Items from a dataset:

===============

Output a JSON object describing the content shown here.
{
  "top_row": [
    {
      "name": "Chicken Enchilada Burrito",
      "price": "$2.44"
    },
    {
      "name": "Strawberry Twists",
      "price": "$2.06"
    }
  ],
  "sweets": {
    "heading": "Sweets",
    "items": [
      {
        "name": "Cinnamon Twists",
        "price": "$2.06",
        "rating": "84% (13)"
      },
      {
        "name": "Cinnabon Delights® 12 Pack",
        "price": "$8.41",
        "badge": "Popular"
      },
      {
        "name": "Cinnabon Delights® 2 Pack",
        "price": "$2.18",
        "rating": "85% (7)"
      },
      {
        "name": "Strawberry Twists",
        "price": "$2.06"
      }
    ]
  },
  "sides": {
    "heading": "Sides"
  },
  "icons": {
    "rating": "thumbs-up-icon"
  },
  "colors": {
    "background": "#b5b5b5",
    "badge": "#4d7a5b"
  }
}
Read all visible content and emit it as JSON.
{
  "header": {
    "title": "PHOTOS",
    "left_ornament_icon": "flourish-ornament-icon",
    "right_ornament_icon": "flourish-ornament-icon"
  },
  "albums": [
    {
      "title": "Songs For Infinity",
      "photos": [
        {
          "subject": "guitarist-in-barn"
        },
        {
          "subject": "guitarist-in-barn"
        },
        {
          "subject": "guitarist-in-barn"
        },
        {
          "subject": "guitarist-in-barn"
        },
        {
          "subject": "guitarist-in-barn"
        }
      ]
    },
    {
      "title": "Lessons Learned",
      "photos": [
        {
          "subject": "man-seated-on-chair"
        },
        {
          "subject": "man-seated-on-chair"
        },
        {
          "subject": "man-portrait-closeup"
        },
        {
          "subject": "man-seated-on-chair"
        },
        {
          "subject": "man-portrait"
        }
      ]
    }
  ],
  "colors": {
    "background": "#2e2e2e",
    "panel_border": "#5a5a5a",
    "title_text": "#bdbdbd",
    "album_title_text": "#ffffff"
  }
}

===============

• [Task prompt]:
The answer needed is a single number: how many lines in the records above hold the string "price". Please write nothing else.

• [Response area]:
6